Much of 2012 was spent in anticipation of the launch of Xeon Phi. NVidia continued to march onwards with the announcement of Kepler products. Both sides worked the marketing and technical conversations to highlight the advantages of their manycore solution. Even AMD joined in at SC12 with the S10000 (how many zeros?). I think it is safe to say we haven't seen the end of this battle yet.
2012 also saw the emergence of ARM as a serious option in discussions around processors that could take us to both exascale computing and energy efficiency for individual-scale HPC systems. Several prototype/research projects using ARM for HPC progressed in 2012. Some vendors even announced ARM based servers for technical computing. ARM still needs to evolve in various aspects to catch up with x86 (and even GPUs) in HPC but the creeping of ARM into the HPC community has a quiet but firm momentum.
So, as you can see, I am claiming that all of my predictions for 2012 have turned out to be true! It is possible I am a visionary seeing the future of HPC. It is more likely I was stating the flippin' obvious and steering clear of anything controversial :-)
However, I have yet to address my last prediction: "a growth in the recognition that software and people matter just as much as the hardware". I think this has only partly come true.

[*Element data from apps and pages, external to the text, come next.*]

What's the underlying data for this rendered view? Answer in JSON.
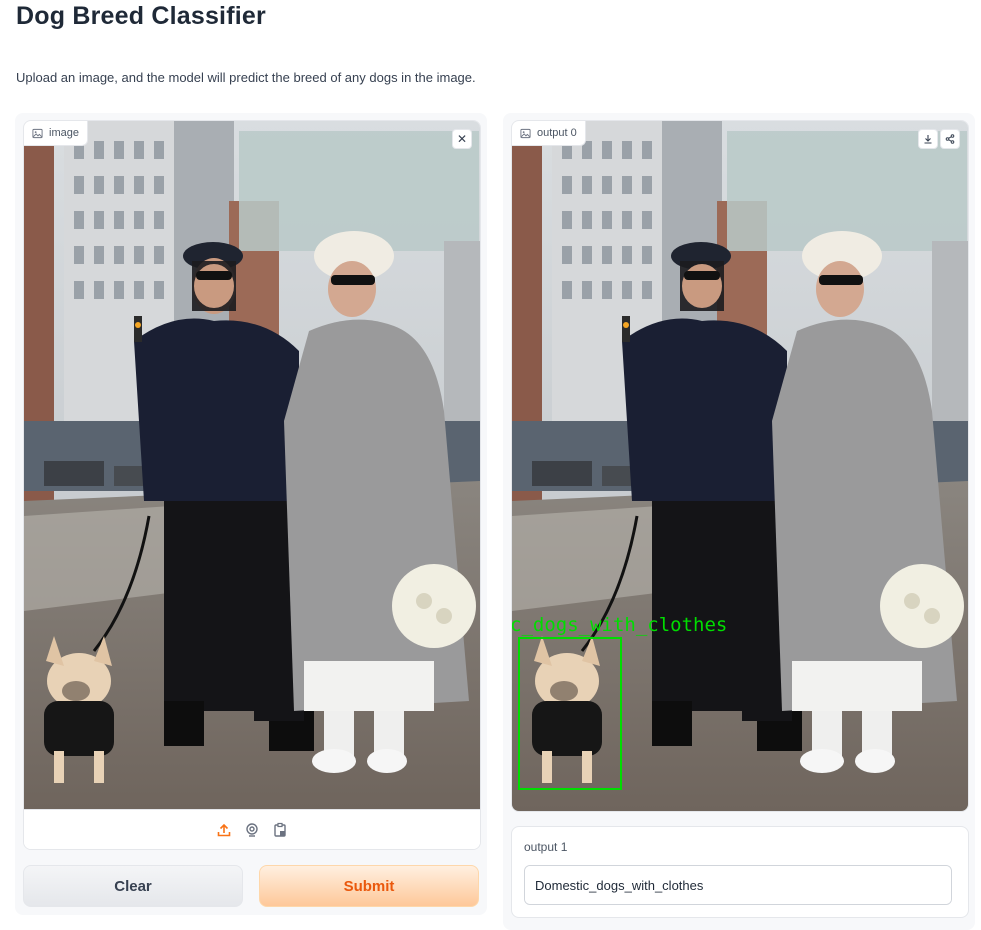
{
  "title": "Dog Breed Classifier",
  "description": "Upload an image, and the model will predict the breed of any dogs in the image.",
  "input": {
    "label": "image",
    "icons": [
      "upload-icon",
      "webcam-icon",
      "clipboard-icon"
    ]
  },
  "output_image": {
    "label": "output 0",
    "detection_label": "c_dogs_with_clothes",
    "box_color": "#00dd00"
  },
  "output_text": {
    "label": "output 1",
    "value": "Domestic_dogs_with_clothes"
  },
  "buttons": {
    "clear": "Clear",
    "submit": "Submit"
  },
  "colors": {
    "accent": "#f97316",
    "submit_text": "#ea580c"
  }
}
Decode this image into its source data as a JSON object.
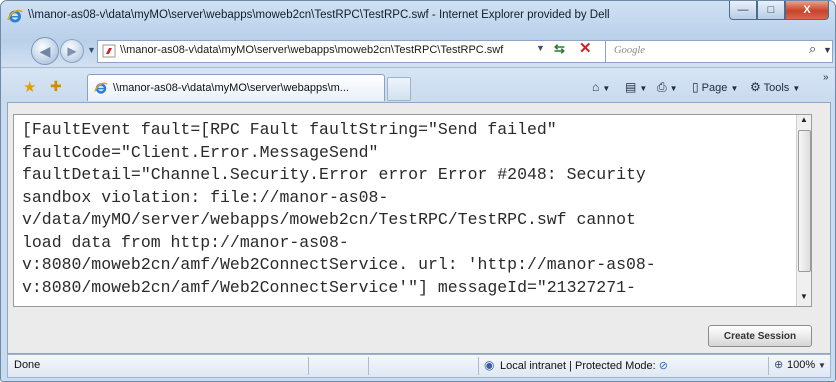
{
  "window": {
    "title": "\\\\manor-as08-v\\data\\myMO\\server\\webapps\\moweb2cn\\TestRPC\\TestRPC.swf - Internet Explorer provided by Dell",
    "minimize_glyph": "—",
    "maximize_glyph": "□",
    "close_glyph": "X"
  },
  "nav": {
    "back_glyph": "◀",
    "forward_glyph": "▶",
    "dropdown_glyph": "▼",
    "address": "\\\\manor-as08-v\\data\\myMO\\server\\webapps\\moweb2cn\\TestRPC\\TestRPC.swf",
    "address_dropdown_glyph": "▼",
    "refresh_glyph": "⇆",
    "stop_glyph": "✕",
    "search_placeholder": "Google",
    "search_glyph": "⌕",
    "search_dropdown_glyph": "▼"
  },
  "tabs": {
    "favorites_glyph": "★",
    "add_favorites_glyph": "✚",
    "active_tab_label": "\\\\manor-as08-v\\data\\myMO\\server\\webapps\\m...",
    "commands": {
      "home_glyph": "⌂",
      "feeds_glyph": "▤",
      "print_glyph": "⎙",
      "page_label": "Page",
      "tools_label": "Tools",
      "dropdown_glyph": "▼",
      "more_glyph": "»"
    }
  },
  "content": {
    "message": "[FaultEvent fault=[RPC Fault faultString=\"Send failed\"\nfaultCode=\"Client.Error.MessageSend\"\nfaultDetail=\"Channel.Security.Error error Error #2048: Security\nsandbox violation: file://manor-as08-\nv/data/myMO/server/webapps/moweb2cn/TestRPC/TestRPC.swf cannot\nload data from http://manor-as08-\nv:8080/moweb2cn/amf/Web2ConnectService. url: 'http://manor-as08-\nv:8080/moweb2cn/amf/Web2ConnectService'\"] messageId=\"21327271-",
    "scroll_up_glyph": "▲",
    "scroll_down_glyph": "▼",
    "create_session_label": "Create Session"
  },
  "status": {
    "text": "Done",
    "zone_glyph": "◉",
    "zone_text": "Local intranet | Protected Mode: ",
    "zoom_glyph": "⊕",
    "zoom": "100%",
    "zoom_dropdown_glyph": "▼"
  },
  "colors": {
    "frame": "#b9d0ea",
    "close_button": "#c7432a",
    "stop_icon": "#cc2222",
    "favorites_star": "#e0a100"
  }
}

Yes, there are people out there who have seen the light (I am biased) and have realized that, however powerful the hardware is, it requires effective software/applications and people to really deliver the best science and engineering output. (Or, as someone told me in an excellent phrase "to actually realize some impact based on having moved a lot of electrons around a big heat-generator".)
And the theme of software and people does turn up in discussion panels and opinion articles reasonably regularly. But there has still been a focus on measuring supercomputing efforts by the scale of the hardware - a supercomputer centre needs a big machine - a centre with a big HPC software team but only a small supercomputer doesn't yet carry the same impact/prestige in the community.
There has been a steady growth in the number of commercial and public sector organisations investing in HPC software innovation services and skills development/training. (Which is good - because that is what we [NAG] deliver - and business has grown nicely in 2012.)
However, I think there is still so much untapped potential in software innovation that users and providers of HPC services can exploit.
One of the strongest outcomes of NAG's HECToR Computational Science and Engineering (CSE) Support Service (the UK national supercomputing service) is a large body of evidence that has proved that investing in the application software alongside the hardware delivers much more science that investing the same total budget in supercomputers alone.
Next - the rest of 2012 and looking onwards to 2013
In Part 2 of this review, I discuss the themes and events that emerged during the year (i.e. the ones I didn't predict). Then, in the first few days of the new year, I will make my predictions for 2013 in HPC. Follow me on twitter (@hpcnotes) to catch the next blog posts - and for my general tweets on all things HPC.